- [REQUIRED WORK] Print out the full listing exactly as it reads.

- [PROVIDED RECORDS]
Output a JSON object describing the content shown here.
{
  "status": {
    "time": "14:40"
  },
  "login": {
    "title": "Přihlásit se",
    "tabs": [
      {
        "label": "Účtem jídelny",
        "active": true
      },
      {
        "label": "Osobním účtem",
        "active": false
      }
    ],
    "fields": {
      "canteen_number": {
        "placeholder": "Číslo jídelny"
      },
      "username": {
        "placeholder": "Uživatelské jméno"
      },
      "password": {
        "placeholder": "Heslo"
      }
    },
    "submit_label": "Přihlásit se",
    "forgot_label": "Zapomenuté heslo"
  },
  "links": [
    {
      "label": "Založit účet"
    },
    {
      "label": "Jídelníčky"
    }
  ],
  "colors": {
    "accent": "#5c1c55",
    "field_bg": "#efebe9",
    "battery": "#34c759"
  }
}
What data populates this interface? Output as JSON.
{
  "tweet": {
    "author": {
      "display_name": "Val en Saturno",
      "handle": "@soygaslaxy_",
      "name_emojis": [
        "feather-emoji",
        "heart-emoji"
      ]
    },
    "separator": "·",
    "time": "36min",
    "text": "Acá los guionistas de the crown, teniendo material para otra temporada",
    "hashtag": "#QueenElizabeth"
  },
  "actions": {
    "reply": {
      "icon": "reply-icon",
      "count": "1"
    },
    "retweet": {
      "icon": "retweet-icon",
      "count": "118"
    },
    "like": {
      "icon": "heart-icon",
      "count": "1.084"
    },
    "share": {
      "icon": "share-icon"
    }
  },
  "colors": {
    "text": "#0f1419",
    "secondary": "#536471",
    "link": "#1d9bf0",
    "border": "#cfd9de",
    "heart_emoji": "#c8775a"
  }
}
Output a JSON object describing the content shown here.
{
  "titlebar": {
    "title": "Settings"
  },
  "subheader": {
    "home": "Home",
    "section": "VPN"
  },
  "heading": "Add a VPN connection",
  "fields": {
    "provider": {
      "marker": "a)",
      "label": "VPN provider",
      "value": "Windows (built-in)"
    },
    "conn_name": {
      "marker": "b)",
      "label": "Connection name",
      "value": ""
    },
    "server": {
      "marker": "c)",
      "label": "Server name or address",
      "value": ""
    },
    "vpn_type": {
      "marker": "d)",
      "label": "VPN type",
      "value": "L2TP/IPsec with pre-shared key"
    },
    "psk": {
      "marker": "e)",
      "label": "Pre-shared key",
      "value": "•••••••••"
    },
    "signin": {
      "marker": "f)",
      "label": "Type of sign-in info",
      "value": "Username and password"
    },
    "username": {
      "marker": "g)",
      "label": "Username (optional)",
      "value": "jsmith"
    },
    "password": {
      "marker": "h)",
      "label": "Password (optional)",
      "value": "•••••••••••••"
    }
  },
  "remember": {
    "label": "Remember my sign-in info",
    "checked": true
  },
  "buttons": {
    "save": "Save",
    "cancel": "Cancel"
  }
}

- [EXERCISE RESULT]
Output a JSON object describing the content shown here.
{
  "status": {
    "time": "14:40"
  },
  "login": {
    "title": "Přihlásit se",
    "tabs": [
      {
        "label": "Účtem jídelny",
        "active": true
      },
      {
        "label": "Osobním účtem",
        "active": false
      }
    ],
    "fields": {
      "canteen_number": {
        "placeholder": "Číslo jídelny"
      },
      "username": {
        "placeholder": "Uživatelské jméno"
      },
      "password": {
        "placeholder": "Heslo"
      }
    },
    "submit_label": "Přihlásit se",
    "forgot_label": "Zapomenuté heslo"
  },
  "links": [
    {
      "label": "Založit účet"
    },
    {
      "label": "Jídelníčky"
    }
  ],
  "colors": {
    "accent": "#5c1c55",
    "field_bg": "#efebe9",
    "battery": "#34c759"
  }
}
What data populates this interface? Output as JSON.
{
  "tweet": {
    "author": {
      "display_name": "Val en Saturno",
      "handle": "@soygaslaxy_",
      "name_emojis": [
        "feather-emoji",
        "heart-emoji"
      ]
    },
    "separator": "·",
    "time": "36min",
    "text": "Acá los guionistas de the crown, teniendo material para otra temporada",
    "hashtag": "#QueenElizabeth"
  },
  "actions": {
    "reply": {
      "icon": "reply-icon",
      "count": "1"
    },
    "retweet": {
      "icon": "retweet-icon",
      "count": "118"
    },
    "like": {
      "icon": "heart-icon",
      "count": "1.084"
    },
    "share": {
      "icon": "share-icon"
    }
  },
  "colors": {
    "text": "#0f1419",
    "secondary": "#536471",
    "link": "#1d9bf0",
    "border": "#cfd9de",
    "heart_emoji": "#c8775a"
  }
}
Output a JSON object describing the content shown here.
{
  "titlebar": {
    "title": "Settings"
  },
  "subheader": {
    "home": "Home",
    "section": "VPN"
  },
  "heading": "Add a VPN connection",
  "fields": {
    "provider": {
      "marker": "a)",
      "label": "VPN provider",
      "value": "Windows (built-in)"
    },
    "conn_name": {
      "marker": "b)",
      "label": "Connection name",
      "value": ""
    },
    "server": {
      "marker": "c)",
      "label": "Server name or address",
      "value": ""
    },
    "vpn_type": {
      "marker": "d)",
      "label": "VPN type",
      "value": "L2TP/IPsec with pre-shared key"
    },
    "psk": {
      "marker": "e)",
      "label": "Pre-shared key",
      "value": "•••••••••"
    },
    "signin": {
      "marker": "f)",
      "label": "Type of sign-in info",
      "value": "Username and password"
    },
    "username": {
      "marker": "g)",
      "label": "Username (optional)",
      "value": "jsmith"
    },
    "password": {
      "marker": "h)",
      "label": "Password (optional)",
      "value": "•••••••••••••"
    }
  },
  "remember": {
    "label": "Remember my sign-in info",
    "checked": true
  },
  "buttons": {
    "save": "Save",
    "cancel": "Cancel"
  }
}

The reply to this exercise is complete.